WHAT YOU SHOULD DO: Looking at the records below, say how many lines contain "nocturna". Nothing else belongs in the answer.

─── RECORDED DATA ───

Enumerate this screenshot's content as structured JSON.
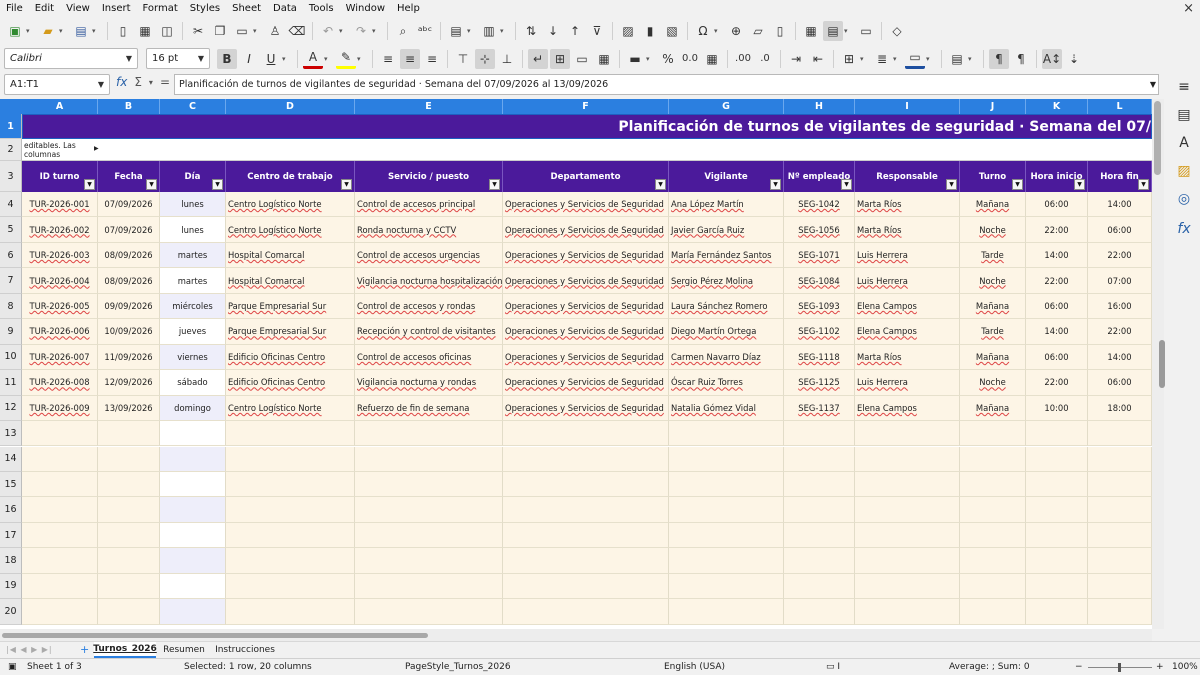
{
  "menu": [
    "File",
    "Edit",
    "View",
    "Insert",
    "Format",
    "Styles",
    "Sheet",
    "Data",
    "Tools",
    "Window",
    "Help"
  ],
  "close_glyph": "×",
  "font_name": "Calibri",
  "font_size": "16 pt",
  "name_box": "A1:T1",
  "formula": "Planificación de turnos de vigilantes de seguridad · Semana del 07/09/2026 al 13/09/2026",
  "columns": [
    "A",
    "B",
    "C",
    "D",
    "E",
    "F",
    "G",
    "H",
    "I",
    "J",
    "K",
    "L"
  ],
  "title_cell": "Planificación de turnos de vigilantes de seguridad · Semana del 07/",
  "note_text": "editables. Las columnas calculadas",
  "headers": [
    "ID turno",
    "Fecha",
    "Día",
    "Centro de trabajo",
    "Servicio / puesto",
    "Departamento",
    "Vigilante",
    "Nº empleado",
    "Responsable",
    "Turno",
    "Hora inicio",
    "Hora fin"
  ],
  "rows": [
    [
      "TUR-2026-001",
      "07/09/2026",
      "lunes",
      "Centro Logístico Norte",
      "Control de accesos principal",
      "Operaciones y Servicios de Seguridad",
      "Ana López Martín",
      "SEG-1042",
      "Marta Ríos",
      "Mañana",
      "06:00",
      "14:00"
    ],
    [
      "TUR-2026-002",
      "07/09/2026",
      "lunes",
      "Centro Logístico Norte",
      "Ronda nocturna y CCTV",
      "Operaciones y Servicios de Seguridad",
      "Javier García Ruiz",
      "SEG-1056",
      "Marta Ríos",
      "Noche",
      "22:00",
      "06:00"
    ],
    [
      "TUR-2026-003",
      "08/09/2026",
      "martes",
      "Hospital Comarcal",
      "Control de accesos urgencias",
      "Operaciones y Servicios de Seguridad",
      "María Fernández Santos",
      "SEG-1071",
      "Luis Herrera",
      "Tarde",
      "14:00",
      "22:00"
    ],
    [
      "TUR-2026-004",
      "08/09/2026",
      "martes",
      "Hospital Comarcal",
      "Vigilancia nocturna hospitalización",
      "Operaciones y Servicios de Seguridad",
      "Sergio Pérez Molina",
      "SEG-1084",
      "Luis Herrera",
      "Noche",
      "22:00",
      "07:00"
    ],
    [
      "TUR-2026-005",
      "09/09/2026",
      "miércoles",
      "Parque Empresarial Sur",
      "Control de accesos y rondas",
      "Operaciones y Servicios de Seguridad",
      "Laura Sánchez Romero",
      "SEG-1093",
      "Elena Campos",
      "Mañana",
      "06:00",
      "16:00"
    ],
    [
      "TUR-2026-006",
      "10/09/2026",
      "jueves",
      "Parque Empresarial Sur",
      "Recepción y control de visitantes",
      "Operaciones y Servicios de Seguridad",
      "Diego Martín Ortega",
      "SEG-1102",
      "Elena Campos",
      "Tarde",
      "14:00",
      "22:00"
    ],
    [
      "TUR-2026-007",
      "11/09/2026",
      "viernes",
      "Edificio Oficinas Centro",
      "Control de accesos oficinas",
      "Operaciones y Servicios de Seguridad",
      "Carmen Navarro Díaz",
      "SEG-1118",
      "Marta Ríos",
      "Mañana",
      "06:00",
      "14:00"
    ],
    [
      "TUR-2026-008",
      "12/09/2026",
      "sábado",
      "Edificio Oficinas Centro",
      "Vigilancia nocturna y rondas",
      "Operaciones y Servicios de Seguridad",
      "Óscar Ruiz Torres",
      "SEG-1125",
      "Luis Herrera",
      "Noche",
      "22:00",
      "06:00"
    ],
    [
      "TUR-2026-009",
      "13/09/2026",
      "domingo",
      "Centro Logístico Norte",
      "Refuerzo de fin de semana",
      "Operaciones y Servicios de Seguridad",
      "Natalia Gómez Vidal",
      "SEG-1137",
      "Elena Campos",
      "Mañana",
      "10:00",
      "18:00"
    ]
  ],
  "row_numbers": [
    "1",
    "2",
    "3",
    "4",
    "5",
    "6",
    "7",
    "8",
    "9",
    "10",
    "11",
    "12",
    "13",
    "14",
    "15",
    "16",
    "17",
    "18",
    "19",
    "20"
  ],
  "sheet_tabs": [
    "Turnos_2026",
    "Resumen",
    "Instrucciones"
  ],
  "active_tab": "Turnos_2026",
  "status": {
    "sheet": "Sheet 1 of 3",
    "selection": "Selected: 1 row, 20 columns",
    "page_style": "PageStyle_Turnos_2026",
    "language": "English (USA)",
    "sum": "Average: ; Sum: 0",
    "zoom": "100%"
  },
  "colors": {
    "header_purple": "#4b1a9b",
    "col_header_blue": "#2b7fe0",
    "cell_cream": "#fdf5e6",
    "day_col": "#eeeefa"
  }
}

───

RESPONSE TO THE TASK: 3